### Exercise:
Give back every line of the material below that has the string "Your".

### Information shown:
◆ ◆ ◆

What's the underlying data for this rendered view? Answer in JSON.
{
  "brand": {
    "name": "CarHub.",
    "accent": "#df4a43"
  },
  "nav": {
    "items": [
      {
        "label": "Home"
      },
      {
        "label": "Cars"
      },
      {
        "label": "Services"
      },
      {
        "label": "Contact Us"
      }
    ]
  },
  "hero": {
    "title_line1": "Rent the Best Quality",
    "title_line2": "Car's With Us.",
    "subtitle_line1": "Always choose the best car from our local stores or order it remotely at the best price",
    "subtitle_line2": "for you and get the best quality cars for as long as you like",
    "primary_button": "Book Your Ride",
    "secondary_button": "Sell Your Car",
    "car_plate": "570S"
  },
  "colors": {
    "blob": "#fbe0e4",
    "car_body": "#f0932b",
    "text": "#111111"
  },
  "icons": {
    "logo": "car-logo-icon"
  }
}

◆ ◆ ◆

### Response to the task:
    "primary_button": "Book Your Ride",
    "secondary_button": "Sell Your Car",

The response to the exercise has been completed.